_TASK PROMPT_: The records that follow must be repeated exactly, except for their pictures.

───── DATA TO USE

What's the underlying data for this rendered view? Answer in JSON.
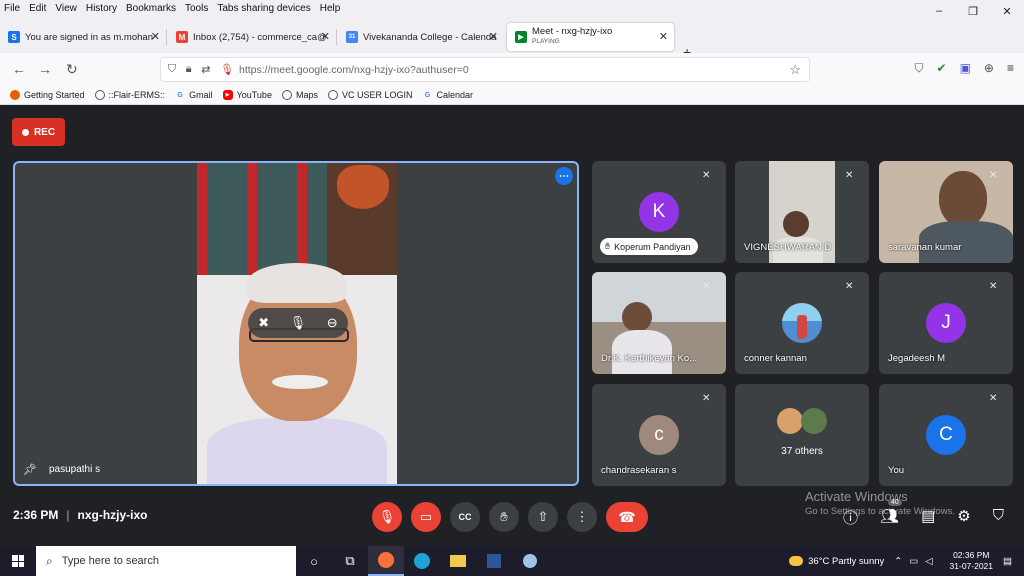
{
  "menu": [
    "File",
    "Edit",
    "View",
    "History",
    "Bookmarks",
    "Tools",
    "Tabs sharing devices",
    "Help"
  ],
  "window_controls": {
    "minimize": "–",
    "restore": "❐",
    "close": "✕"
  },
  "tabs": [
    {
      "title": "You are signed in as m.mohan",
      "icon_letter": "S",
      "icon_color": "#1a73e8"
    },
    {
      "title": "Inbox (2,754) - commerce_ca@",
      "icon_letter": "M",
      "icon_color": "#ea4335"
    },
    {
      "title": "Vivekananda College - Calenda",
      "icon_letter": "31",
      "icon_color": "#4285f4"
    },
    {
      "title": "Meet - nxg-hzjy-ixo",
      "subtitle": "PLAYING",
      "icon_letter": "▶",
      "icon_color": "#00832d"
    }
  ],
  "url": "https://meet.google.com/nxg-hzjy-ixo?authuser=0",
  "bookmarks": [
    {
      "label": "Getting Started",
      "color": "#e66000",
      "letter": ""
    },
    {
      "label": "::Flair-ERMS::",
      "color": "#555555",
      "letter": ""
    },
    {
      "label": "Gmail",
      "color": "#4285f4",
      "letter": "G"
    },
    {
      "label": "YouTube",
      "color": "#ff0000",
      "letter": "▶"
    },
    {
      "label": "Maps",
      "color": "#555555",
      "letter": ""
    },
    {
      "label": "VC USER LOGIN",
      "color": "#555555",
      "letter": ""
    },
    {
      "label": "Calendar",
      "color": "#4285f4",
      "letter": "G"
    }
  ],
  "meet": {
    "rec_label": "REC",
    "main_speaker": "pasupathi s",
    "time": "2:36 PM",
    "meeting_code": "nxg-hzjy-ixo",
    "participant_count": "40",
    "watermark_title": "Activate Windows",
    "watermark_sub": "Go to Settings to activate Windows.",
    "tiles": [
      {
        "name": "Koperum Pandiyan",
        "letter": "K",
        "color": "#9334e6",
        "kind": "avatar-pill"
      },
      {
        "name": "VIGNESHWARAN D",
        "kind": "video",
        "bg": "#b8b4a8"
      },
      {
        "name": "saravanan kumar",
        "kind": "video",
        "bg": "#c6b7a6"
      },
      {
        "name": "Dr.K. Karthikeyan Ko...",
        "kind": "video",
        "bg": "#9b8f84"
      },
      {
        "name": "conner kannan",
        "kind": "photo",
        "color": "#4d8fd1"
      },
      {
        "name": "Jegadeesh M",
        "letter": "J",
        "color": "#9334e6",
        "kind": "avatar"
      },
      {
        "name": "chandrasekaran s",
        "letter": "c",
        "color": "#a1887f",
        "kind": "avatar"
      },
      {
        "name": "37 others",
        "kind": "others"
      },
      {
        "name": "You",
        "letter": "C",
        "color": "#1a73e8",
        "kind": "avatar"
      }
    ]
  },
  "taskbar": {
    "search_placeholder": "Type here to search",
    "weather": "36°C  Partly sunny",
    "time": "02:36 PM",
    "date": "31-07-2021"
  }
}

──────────

_EXERCISE ANSWER_:
What's the underlying data for this rendered view? Answer in JSON.
{
  "menu": [
    "File",
    "Edit",
    "View",
    "History",
    "Bookmarks",
    "Tools",
    "Tabs sharing devices",
    "Help"
  ],
  "window_controls": {
    "minimize": "–",
    "restore": "❐",
    "close": "✕"
  },
  "tabs": [
    {
      "title": "You are signed in as m.mohan",
      "icon_letter": "S",
      "icon_color": "#1a73e8"
    },
    {
      "title": "Inbox (2,754) - commerce_ca@",
      "icon_letter": "M",
      "icon_color": "#ea4335"
    },
    {
      "title": "Vivekananda College - Calenda",
      "icon_letter": "31",
      "icon_color": "#4285f4"
    },
    {
      "title": "Meet - nxg-hzjy-ixo",
      "subtitle": "PLAYING",
      "icon_letter": "▶",
      "icon_color": "#00832d"
    }
  ],
  "url": "https://meet.google.com/nxg-hzjy-ixo?authuser=0",
  "bookmarks": [
    {
      "label": "Getting Started",
      "color": "#e66000",
      "letter": ""
    },
    {
      "label": "::Flair-ERMS::",
      "color": "#555555",
      "letter": ""
    },
    {
      "label": "Gmail",
      "color": "#4285f4",
      "letter": "G"
    },
    {
      "label": "YouTube",
      "color": "#ff0000",
      "letter": "▶"
    },
    {
      "label": "Maps",
      "color": "#555555",
      "letter": ""
    },
    {
      "label": "VC USER LOGIN",
      "color": "#555555",
      "letter": ""
    },
    {
      "label": "Calendar",
      "color": "#4285f4",
      "letter": "G"
    }
  ],
  "meet": {
    "rec_label": "REC",
    "main_speaker": "pasupathi s",
    "time": "2:36 PM",
    "meeting_code": "nxg-hzjy-ixo",
    "participant_count": "40",
    "watermark_title": "Activate Windows",
    "watermark_sub": "Go to Settings to activate Windows.",
    "tiles": [
      {
        "name": "Koperum Pandiyan",
        "letter": "K",
        "color": "#9334e6",
        "kind": "avatar-pill"
      },
      {
        "name": "VIGNESHWARAN D",
        "kind": "video",
        "bg": "#b8b4a8"
      },
      {
        "name": "saravanan kumar",
        "kind": "video",
        "bg": "#c6b7a6"
      },
      {
        "name": "Dr.K. Karthikeyan Ko...",
        "kind": "video",
        "bg": "#9b8f84"
      },
      {
        "name": "conner kannan",
        "kind": "photo",
        "color": "#4d8fd1"
      },
      {
        "name": "Jegadeesh M",
        "letter": "J",
        "color": "#9334e6",
        "kind": "avatar"
      },
      {
        "name": "chandrasekaran s",
        "letter": "c",
        "color": "#a1887f",
        "kind": "avatar"
      },
      {
        "name": "37 others",
        "kind": "others"
      },
      {
        "name": "You",
        "letter": "C",
        "color": "#1a73e8",
        "kind": "avatar"
      }
    ]
  },
  "taskbar": {
    "search_placeholder": "Type here to search",
    "weather": "36°C  Partly sunny",
    "time": "02:36 PM",
    "date": "31-07-2021"
  }
}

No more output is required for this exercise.